## Exercise description
With the pictures left out, output the records below exactly.

## Supplied data
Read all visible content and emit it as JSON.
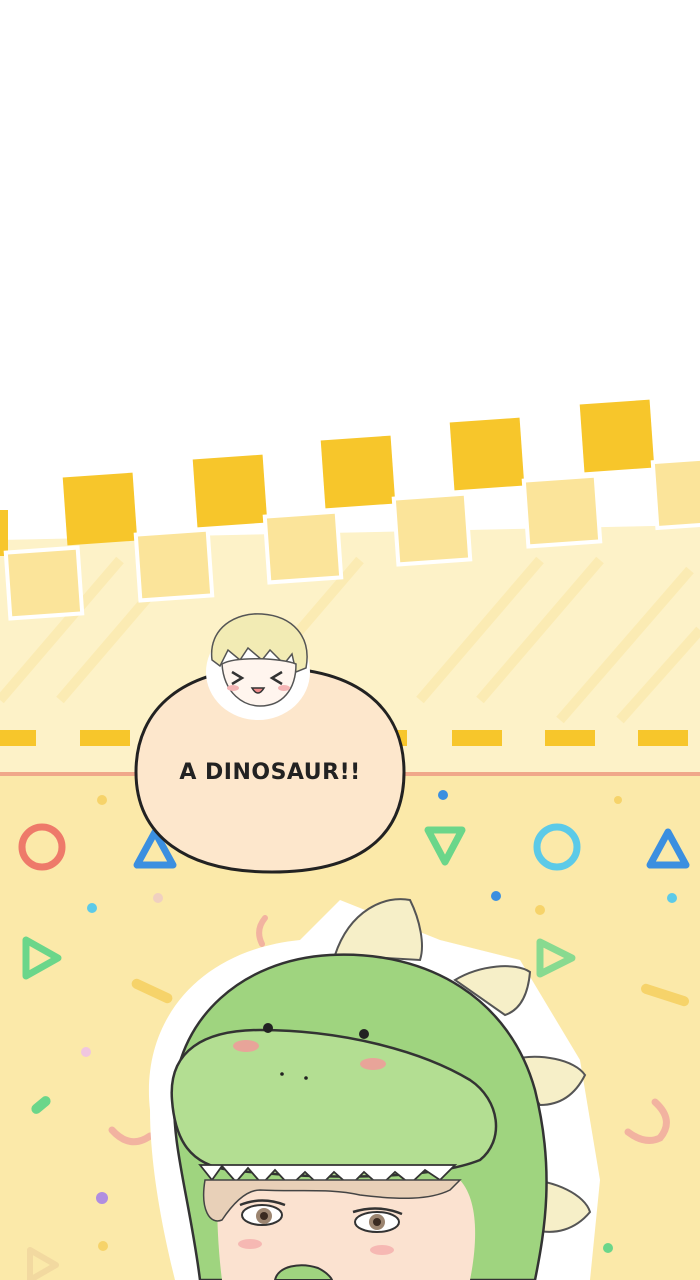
{
  "panel": {
    "speech_text": "A DINOSAUR!!"
  },
  "colors": {
    "checker_bright": "#f7c62b",
    "checker_pale": "#fbe49a",
    "band": "#fdf2c8",
    "lower_bg": "#fbe9a9",
    "stripe_line": "#f0a88a",
    "dino_green": "#9fd47f",
    "spikes": "#f6efc8",
    "bubble_fill": "#fde7cc"
  },
  "icons": [
    "circle-shape-icon",
    "triangle-shape-icon",
    "confetti-dots"
  ]
}
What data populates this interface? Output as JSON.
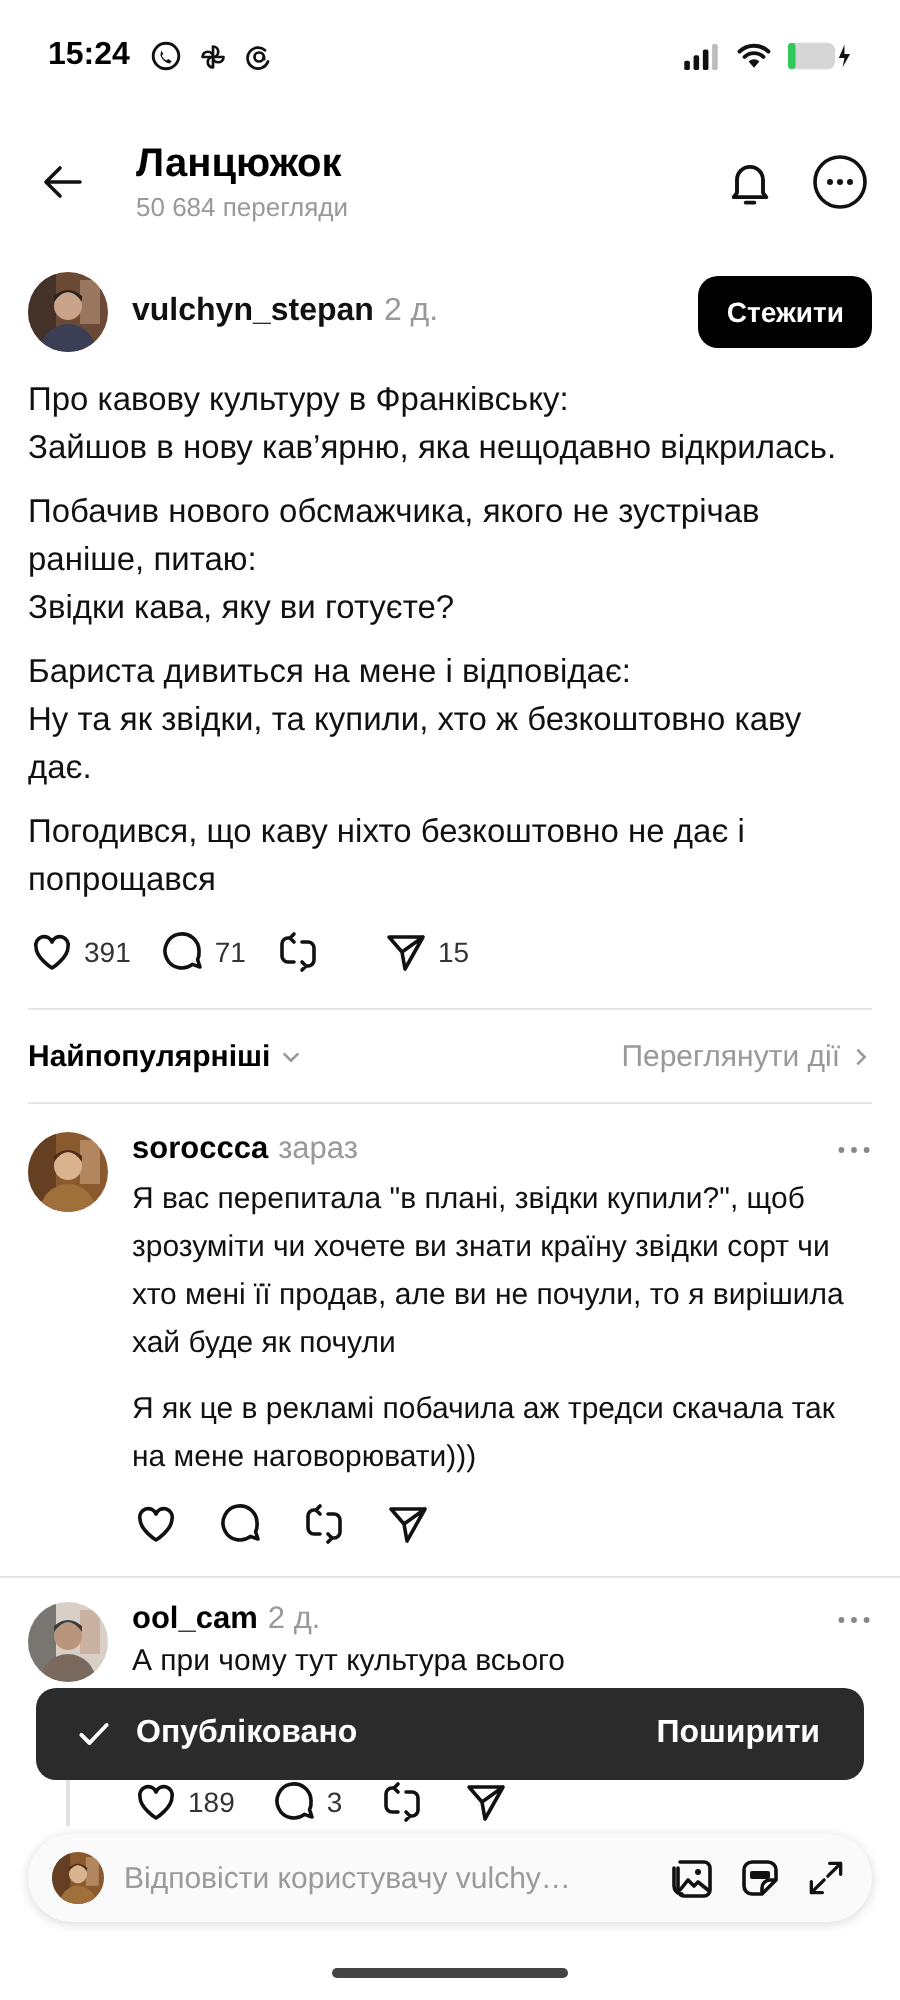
{
  "status_bar": {
    "time": "15:24"
  },
  "header": {
    "title": "Ланцюжок",
    "subtitle": "50 684 перегляди"
  },
  "post": {
    "author": "vulchyn_stepan",
    "time": "2 д.",
    "follow_label": "Стежити",
    "paragraphs": [
      "Про кавову культуру в Франківську:\nЗайшов в нову кав’ярню, яка нещодавно відкрилась.",
      "Побачив нового обсмажчика, якого не зустрічав раніше, питаю:\nЗвідки кава, яку ви готуєте?",
      "Бариста дивиться на мене і відповідає:\nНу та як звідки, та купили, хто ж безкоштовно каву дає.",
      "Погодився, що каву ніхто безкоштовно не дає і попрощався"
    ],
    "likes": "391",
    "replies": "71",
    "shares": "15"
  },
  "sort": {
    "label": "Найпопулярніші",
    "activity_link": "Переглянути дії"
  },
  "comments": [
    {
      "author": "soroccca",
      "time": "зараз",
      "thread_line": false,
      "paragraphs": [
        "Я вас перепитала \"в плані, звідки купили?\", щоб зрозуміти чи хочете ви знати країну звідки сорт чи хто мені її продав, але ви не почули, то я вирішила хай буде як почули",
        "Я як це в рекламі побачила аж тредси скачала так на мене наговорювати)))"
      ]
    },
    {
      "author": "ool_cam",
      "time": "2 д.",
      "thread_line": true,
      "paragraphs": [
        "А при чому тут культура всього"
      ],
      "likes": "189",
      "replies": "3"
    }
  ],
  "toast": {
    "message": "Опубліковано",
    "action": "Поширити"
  },
  "reply_bar": {
    "placeholder": "Відповісти користувачу vulchy…"
  }
}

## Result of this exercise
Read all visible content and emit it as JSON.
{
  "panel": {
    "speech_text": "A DINOSAUR!!"
  },
  "colors": {
    "checker_bright": "#f7c62b",
    "checker_pale": "#fbe49a",
    "band": "#fdf2c8",
    "lower_bg": "#fbe9a9",
    "stripe_line": "#f0a88a",
    "dino_green": "#9fd47f",
    "spikes": "#f6efc8",
    "bubble_fill": "#fde7cc"
  },
  "icons": [
    "circle-shape-icon",
    "triangle-shape-icon",
    "confetti-dots"
  ]
}
What data populates this interface? Output as JSON.
{
  "status_bar": {
    "time": "15:24"
  },
  "header": {
    "title": "Ланцюжок",
    "subtitle": "50 684 перегляди"
  },
  "post": {
    "author": "vulchyn_stepan",
    "time": "2 д.",
    "follow_label": "Стежити",
    "paragraphs": [
      "Про кавову культуру в Франківську:\nЗайшов в нову кав’ярню, яка нещодавно відкрилась.",
      "Побачив нового обсмажчика, якого не зустрічав раніше, питаю:\nЗвідки кава, яку ви готуєте?",
      "Бариста дивиться на мене і відповідає:\nНу та як звідки, та купили, хто ж безкоштовно каву дає.",
      "Погодився, що каву ніхто безкоштовно не дає і попрощався"
    ],
    "likes": "391",
    "replies": "71",
    "shares": "15"
  },
  "sort": {
    "label": "Найпопулярніші",
    "activity_link": "Переглянути дії"
  },
  "comments": [
    {
      "author": "soroccca",
      "time": "зараз",
      "thread_line": false,
      "paragraphs": [
        "Я вас перепитала \"в плані, звідки купили?\", щоб зрозуміти чи хочете ви знати країну звідки сорт чи хто мені її продав, але ви не почули, то я вирішила хай буде як почули",
        "Я як це в рекламі побачила аж тредси скачала так на мене наговорювати)))"
      ]
    },
    {
      "author": "ool_cam",
      "time": "2 д.",
      "thread_line": true,
      "paragraphs": [
        "А при чому тут культура всього"
      ],
      "likes": "189",
      "replies": "3"
    }
  ],
  "toast": {
    "message": "Опубліковано",
    "action": "Поширити"
  },
  "reply_bar": {
    "placeholder": "Відповісти користувачу vulchy…"
  }
}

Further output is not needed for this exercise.